It is important to consider that many of these films were also released to an American audience. While there are differences in the age ratings between the UK and the USA, and the way that these ratings prevent young people from viewing content unsuitable for them, 17 films which were rated 15 in the UK were rated higher (‘R’) in the USA. In our population exposure, the film containing the most tobacco content and which delivered the most viewer impressions, IT was rated a 15 in the UK and an ‘R’ in the US. If the film had been given an adult (18) rating in the UK, this may have prevented this film from delivering a large proportion of tobacco impressions to young people.

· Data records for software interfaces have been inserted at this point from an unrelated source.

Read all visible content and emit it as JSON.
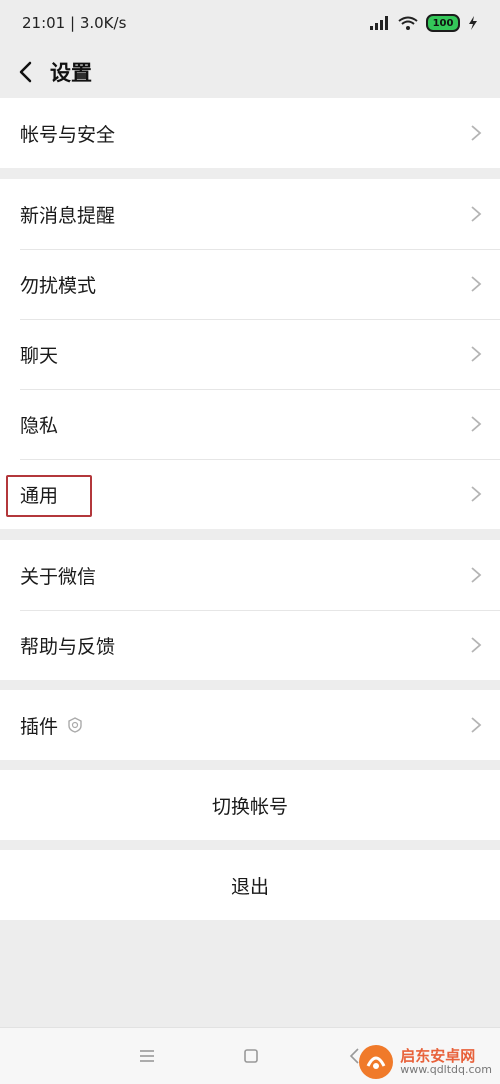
{
  "status": {
    "time_speed": "21:01 | 3.0K/s",
    "battery": "100"
  },
  "header": {
    "title": "设置"
  },
  "groups": [
    {
      "items": [
        {
          "label": "帐号与安全"
        }
      ]
    },
    {
      "items": [
        {
          "label": "新消息提醒"
        },
        {
          "label": "勿扰模式"
        },
        {
          "label": "聊天"
        },
        {
          "label": "隐私"
        },
        {
          "label": "通用"
        }
      ]
    },
    {
      "items": [
        {
          "label": "关于微信"
        },
        {
          "label": "帮助与反馈"
        }
      ]
    },
    {
      "items": [
        {
          "label": "插件"
        }
      ]
    }
  ],
  "actions": {
    "switch_account": "切换帐号",
    "logout": "退出"
  },
  "watermark": {
    "name": "启东安卓网",
    "url": "www.qdltdq.com"
  },
  "colors": {
    "highlight": "#b3373b",
    "battery": "#34c759"
  }
}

Viewing habits are changing and online video-on-demand (VOD) services such as Netflix and Amazon Prime Instant Video, which allow users to watch whatever they choose at any time of day, are becoming increasingly popular.39–44 A number of films included in the present study are now featured on VOD services, thereby increasing exposure to tobacco content found in these films. These changes in the way that film content is consumed make it even more important that film classification authorities such as the BBFC follow WHO guidance, by prohibiting the appearance of branding in films and applying adult classifications to films containing tobacco imagery,45 since film makers tailor content carefully to the requirements of their target age rating for each film. Knowing that including tobacco would ensure an adult rating in the global fourth largest national film market46 would therefore be likely to result in widespread exclusion of tobacco imagery from all films aiming for a less than adult rating. We concede that due to changing viewing habits, a limitation of the current study is the focus on the top-15 UK box office films released annually in a cinema’s, as these films as viewers can watch films from previous years on VOD services. Furthermore, a number of films and series are released exclusively on VOD services. Future studies should explore films on these services.

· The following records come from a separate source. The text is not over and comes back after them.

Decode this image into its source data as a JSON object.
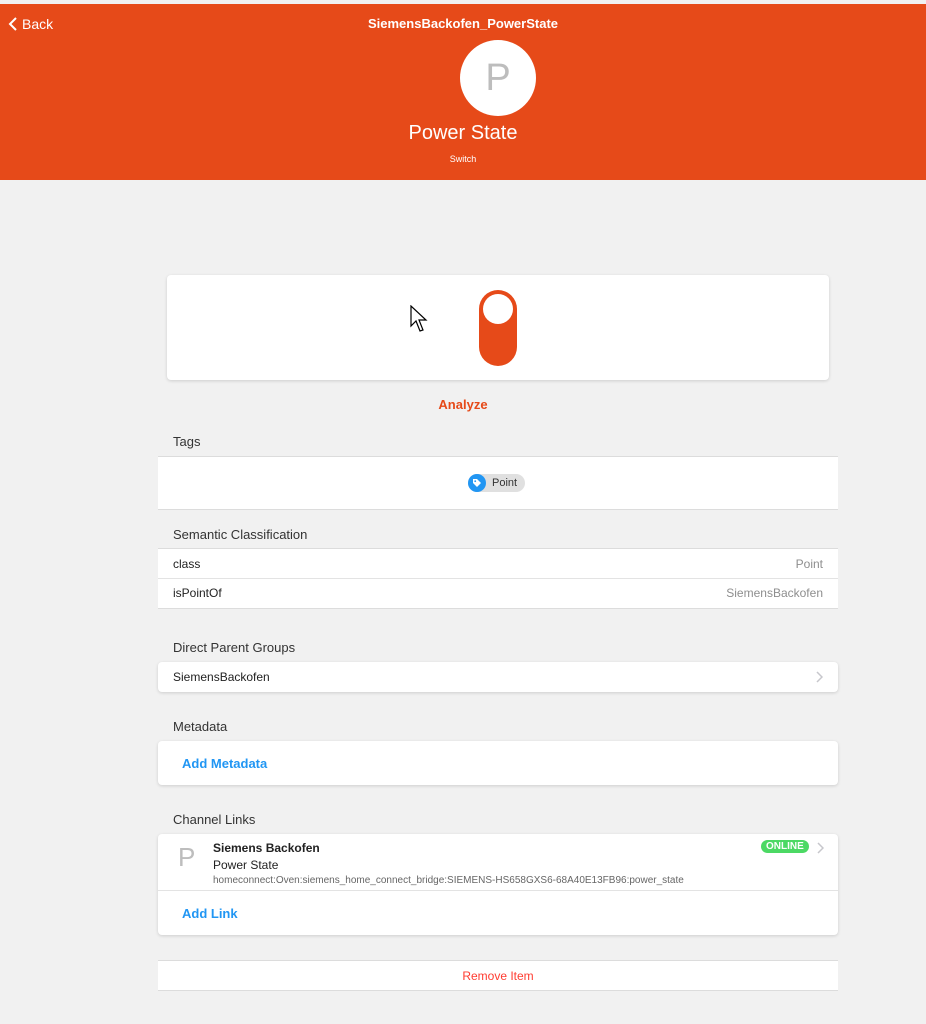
{
  "navbar": {
    "back_label": "Back",
    "title": "SiemensBackofen_PowerState"
  },
  "item": {
    "avatar_letter": "P",
    "label": "Power State",
    "type": "Switch",
    "state": "OFF"
  },
  "colors": {
    "accent": "#e64a19",
    "link": "#2196f3",
    "online": "#4cd964",
    "danger": "#ff3b30"
  },
  "analyze_label": "Analyze",
  "tags": {
    "title": "Tags",
    "items": [
      {
        "label": "Point",
        "icon": "tag-icon"
      }
    ]
  },
  "semantic": {
    "title": "Semantic Classification",
    "rows": [
      {
        "key": "class",
        "value": "Point"
      },
      {
        "key": "isPointOf",
        "value": "SiemensBackofen"
      }
    ]
  },
  "parent_groups": {
    "title": "Direct Parent Groups",
    "items": [
      {
        "label": "SiemensBackofen"
      }
    ]
  },
  "metadata": {
    "title": "Metadata",
    "add_label": "Add Metadata"
  },
  "channel_links": {
    "title": "Channel Links",
    "links": [
      {
        "letter": "P",
        "thing": "Siemens Backofen",
        "channel": "Power State",
        "uid": "homeconnect:Oven:siemens_home_connect_bridge:SIEMENS-HS658GXS6-68A40E13FB96:power_state",
        "status": "ONLINE"
      }
    ],
    "add_label": "Add Link"
  },
  "remove_label": "Remove Item"
}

The current study did not measure e-cigarette content; as e-cigarettes have become more popular over time, it is likely that this will be reflected in UK box office films. Future studies should explore the changing representation of tobacco products in films.

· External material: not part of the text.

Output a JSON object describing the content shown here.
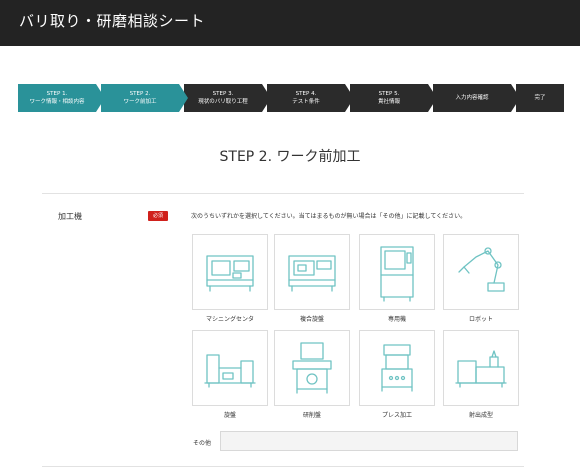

The current study thus provides further evidence in support of more effective UK implementation of the tobacco promotion policies outlined in the Framework Convention for Tobacco Control47 to reduce youth exposure to smoking in movies. It also provides clear evidence that the BBFC has yet to deliver on its mission to protect children from this form of harmful imagery when they visit the cinema. Future tobacco content, whether glamorised or not, should be considered when assigning age classifications to films, and all films containing tobacco content should be assigned an adult (18) rating to protect children from this content.